I can count on my one hand and have fingers left over the number of times I interacted with other children before I had to go to school at the age of six. I want you to get the highest marks for every subject. All the other kids in my class were different to me. They also all knew each other. From day one I felt like the outsider, but it was in effect, just a continuation of what was the norm for me.
Not the typical geek, because I was bigger than the other kids, so nobody picked on me. I just felt that collectively I was being shunned. Because of my intellect, physique and forceful nature courtesy of being a badly-socialised only child I was the captain of every team in my school career. It was easier to lead and browbeat kids into line, than to learn how to compromise and fit in. My mother then decided that I should go to a different high-school than what my few primary school chums went to.
So I arrived at a new school, at the age of thirteen, knowing nobody.
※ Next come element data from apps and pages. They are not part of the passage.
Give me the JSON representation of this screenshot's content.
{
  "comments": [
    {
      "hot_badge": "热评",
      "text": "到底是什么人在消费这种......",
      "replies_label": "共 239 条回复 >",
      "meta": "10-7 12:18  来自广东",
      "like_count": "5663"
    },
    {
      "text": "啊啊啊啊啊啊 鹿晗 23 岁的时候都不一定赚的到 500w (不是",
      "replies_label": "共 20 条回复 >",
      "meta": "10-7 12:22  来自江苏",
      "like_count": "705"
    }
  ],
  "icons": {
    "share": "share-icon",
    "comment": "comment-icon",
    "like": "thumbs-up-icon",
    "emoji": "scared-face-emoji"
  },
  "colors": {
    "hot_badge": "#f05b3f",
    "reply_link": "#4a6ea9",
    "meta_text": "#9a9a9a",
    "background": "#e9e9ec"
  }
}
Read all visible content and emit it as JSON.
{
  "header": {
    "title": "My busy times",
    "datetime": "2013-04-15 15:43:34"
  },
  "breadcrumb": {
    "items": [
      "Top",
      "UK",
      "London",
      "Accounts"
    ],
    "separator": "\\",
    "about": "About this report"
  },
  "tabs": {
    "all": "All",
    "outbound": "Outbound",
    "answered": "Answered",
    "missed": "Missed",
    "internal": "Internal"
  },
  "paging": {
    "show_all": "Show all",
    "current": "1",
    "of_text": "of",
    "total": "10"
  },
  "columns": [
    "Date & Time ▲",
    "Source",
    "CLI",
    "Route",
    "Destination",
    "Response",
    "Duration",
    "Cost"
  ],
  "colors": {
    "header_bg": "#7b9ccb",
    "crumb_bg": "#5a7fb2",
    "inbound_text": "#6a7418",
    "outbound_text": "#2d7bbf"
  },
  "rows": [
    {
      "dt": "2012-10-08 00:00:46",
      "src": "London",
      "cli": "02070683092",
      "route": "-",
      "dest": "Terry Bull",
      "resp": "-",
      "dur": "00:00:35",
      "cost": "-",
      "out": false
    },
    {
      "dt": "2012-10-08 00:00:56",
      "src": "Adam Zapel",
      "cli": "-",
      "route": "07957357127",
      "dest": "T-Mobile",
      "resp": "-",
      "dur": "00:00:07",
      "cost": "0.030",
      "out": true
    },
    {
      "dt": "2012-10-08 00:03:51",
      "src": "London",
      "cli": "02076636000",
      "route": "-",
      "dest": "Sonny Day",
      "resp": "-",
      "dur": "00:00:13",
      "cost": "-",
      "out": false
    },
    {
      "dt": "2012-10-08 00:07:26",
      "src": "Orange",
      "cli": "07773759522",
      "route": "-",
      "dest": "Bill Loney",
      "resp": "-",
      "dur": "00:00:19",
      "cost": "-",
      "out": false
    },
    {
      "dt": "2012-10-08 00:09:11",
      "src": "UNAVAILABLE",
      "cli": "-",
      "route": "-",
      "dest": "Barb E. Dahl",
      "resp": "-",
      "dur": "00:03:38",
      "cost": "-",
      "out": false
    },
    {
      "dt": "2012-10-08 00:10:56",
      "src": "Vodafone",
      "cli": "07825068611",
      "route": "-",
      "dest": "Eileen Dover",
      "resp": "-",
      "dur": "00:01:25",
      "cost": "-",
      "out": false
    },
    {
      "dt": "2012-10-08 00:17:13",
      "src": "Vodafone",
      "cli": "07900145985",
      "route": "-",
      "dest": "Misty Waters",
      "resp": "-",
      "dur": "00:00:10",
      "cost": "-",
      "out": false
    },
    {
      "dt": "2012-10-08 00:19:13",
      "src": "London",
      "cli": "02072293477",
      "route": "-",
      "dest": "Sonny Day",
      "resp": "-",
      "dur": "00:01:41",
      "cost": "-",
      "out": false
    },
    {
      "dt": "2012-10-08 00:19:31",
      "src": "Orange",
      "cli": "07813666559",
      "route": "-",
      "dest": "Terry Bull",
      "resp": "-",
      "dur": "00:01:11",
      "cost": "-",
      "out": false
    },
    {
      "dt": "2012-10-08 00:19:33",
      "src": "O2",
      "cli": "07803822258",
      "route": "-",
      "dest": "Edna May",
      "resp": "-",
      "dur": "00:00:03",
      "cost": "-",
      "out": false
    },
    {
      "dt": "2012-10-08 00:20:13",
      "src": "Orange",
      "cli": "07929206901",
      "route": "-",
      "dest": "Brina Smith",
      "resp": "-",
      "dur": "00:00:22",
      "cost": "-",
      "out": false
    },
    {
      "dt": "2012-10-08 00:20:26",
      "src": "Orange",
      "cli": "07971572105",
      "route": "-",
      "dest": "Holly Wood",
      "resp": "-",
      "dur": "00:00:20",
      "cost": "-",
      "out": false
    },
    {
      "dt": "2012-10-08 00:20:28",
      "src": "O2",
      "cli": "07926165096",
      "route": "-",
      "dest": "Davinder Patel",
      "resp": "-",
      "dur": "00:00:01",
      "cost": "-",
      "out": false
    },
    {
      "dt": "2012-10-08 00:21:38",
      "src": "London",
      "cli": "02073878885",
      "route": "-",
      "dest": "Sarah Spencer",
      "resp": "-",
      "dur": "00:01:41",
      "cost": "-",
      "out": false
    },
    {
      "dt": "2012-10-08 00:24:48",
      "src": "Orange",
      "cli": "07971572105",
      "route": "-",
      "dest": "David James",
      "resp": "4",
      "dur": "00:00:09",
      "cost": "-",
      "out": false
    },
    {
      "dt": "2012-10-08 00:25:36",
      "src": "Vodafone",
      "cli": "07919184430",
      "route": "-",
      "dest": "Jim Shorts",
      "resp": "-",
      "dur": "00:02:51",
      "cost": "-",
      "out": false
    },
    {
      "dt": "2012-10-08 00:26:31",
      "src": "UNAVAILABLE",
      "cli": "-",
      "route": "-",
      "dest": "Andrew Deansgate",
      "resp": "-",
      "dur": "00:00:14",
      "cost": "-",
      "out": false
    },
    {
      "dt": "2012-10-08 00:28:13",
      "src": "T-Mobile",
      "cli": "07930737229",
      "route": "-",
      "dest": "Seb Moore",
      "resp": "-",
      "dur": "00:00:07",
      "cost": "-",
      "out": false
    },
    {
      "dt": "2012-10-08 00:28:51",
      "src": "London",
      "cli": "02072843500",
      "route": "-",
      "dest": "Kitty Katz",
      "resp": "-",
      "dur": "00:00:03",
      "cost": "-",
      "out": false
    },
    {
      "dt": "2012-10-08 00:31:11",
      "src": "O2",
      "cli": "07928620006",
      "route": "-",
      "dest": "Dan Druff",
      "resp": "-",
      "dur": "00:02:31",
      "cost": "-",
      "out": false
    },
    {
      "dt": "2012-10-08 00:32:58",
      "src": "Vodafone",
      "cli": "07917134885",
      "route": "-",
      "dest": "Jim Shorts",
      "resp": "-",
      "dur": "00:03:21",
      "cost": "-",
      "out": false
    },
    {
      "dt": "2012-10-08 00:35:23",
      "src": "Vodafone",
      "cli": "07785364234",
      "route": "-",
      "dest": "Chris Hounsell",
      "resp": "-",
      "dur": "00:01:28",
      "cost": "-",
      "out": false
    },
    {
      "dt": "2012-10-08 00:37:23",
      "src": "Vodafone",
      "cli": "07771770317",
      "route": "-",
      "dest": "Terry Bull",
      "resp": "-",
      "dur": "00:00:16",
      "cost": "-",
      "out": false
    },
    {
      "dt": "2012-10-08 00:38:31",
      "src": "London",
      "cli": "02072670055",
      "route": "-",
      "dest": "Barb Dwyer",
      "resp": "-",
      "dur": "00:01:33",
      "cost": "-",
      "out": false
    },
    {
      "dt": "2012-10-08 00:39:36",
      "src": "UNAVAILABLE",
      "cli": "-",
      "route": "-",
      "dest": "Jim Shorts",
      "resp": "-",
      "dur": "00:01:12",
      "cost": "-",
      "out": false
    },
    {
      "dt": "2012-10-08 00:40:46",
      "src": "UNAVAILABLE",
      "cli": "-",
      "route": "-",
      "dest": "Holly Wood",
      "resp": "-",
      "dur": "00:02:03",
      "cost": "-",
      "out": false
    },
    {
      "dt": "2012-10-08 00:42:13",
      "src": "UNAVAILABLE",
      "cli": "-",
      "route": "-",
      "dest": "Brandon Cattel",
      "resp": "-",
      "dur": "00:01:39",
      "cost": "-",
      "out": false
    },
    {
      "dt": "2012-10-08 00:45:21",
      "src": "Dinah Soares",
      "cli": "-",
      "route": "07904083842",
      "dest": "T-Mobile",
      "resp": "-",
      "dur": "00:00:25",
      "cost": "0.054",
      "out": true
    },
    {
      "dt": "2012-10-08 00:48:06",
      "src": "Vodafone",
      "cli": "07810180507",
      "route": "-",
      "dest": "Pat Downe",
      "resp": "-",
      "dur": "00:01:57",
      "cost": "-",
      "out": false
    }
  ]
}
Again they all knew each other, having been to the same primary school for the previous eight years. Again I was the outsider trying to break in. Teenagers can be nasty and very cliquey.
My first year of high school was awful; nobody wanted to be friends with me. I remember a couple of break times taking myself off to the toilets and sitting in a cubicle, sometimes crying.
Eventually a couple of boys warmed to me. My father dropped dead from a heart attack a week before my fourteenth birthday. That was 1st September ; it was a Sunday. On the Monday morning my mother went to the bank to tell them that my father had died.
The bank manager instantly froze all the bank accounts and my mother had no cash. There were no friends or family to borrow money off of. There was no food in the house, as bad luck would have it.
By the Wednesday night my dinner was a cereal with hot water. We were literally left penniless. I stayed off school for a few weeks and when I returned all the kids ignored me. Nobody wanted to speak to me, they were all so uncomfortable around me, not knowing what to say. The last few months of my first year of high school passed in splendid isolation.
My mother decided to move to another city, where her family was, who had promised to help out. So at the age of fourteen I went off to another high-school. Yep, as usual, I was the outsider looking in. However, money was a massive problem for me and my mother. Her nephew my cousin owned a scrap metal yard and he gave my mother a full-time job as his book-keeper. I worked for him on weekends occasional Sundays too and all my school holidays. I skipped being a teenager and got thrown into the adult world.
This made it harder to relate to kids my own age, teachers even; they were all so immature. I had very few friends in high-school. I felt like no girl would be interested in me because I was so poor. My stand-out moment in high school was the prom. This public grilling went on for ages. I would say that my teenage years were characterized by a feeling of never fitting in anywhere.
Whenever I tried to join a group I was rejected, so I learned to reject groups. As a teenager I aspired to normality, decency and respectability. Respect is something important to me. The law of the land said that I therefore had to do national service.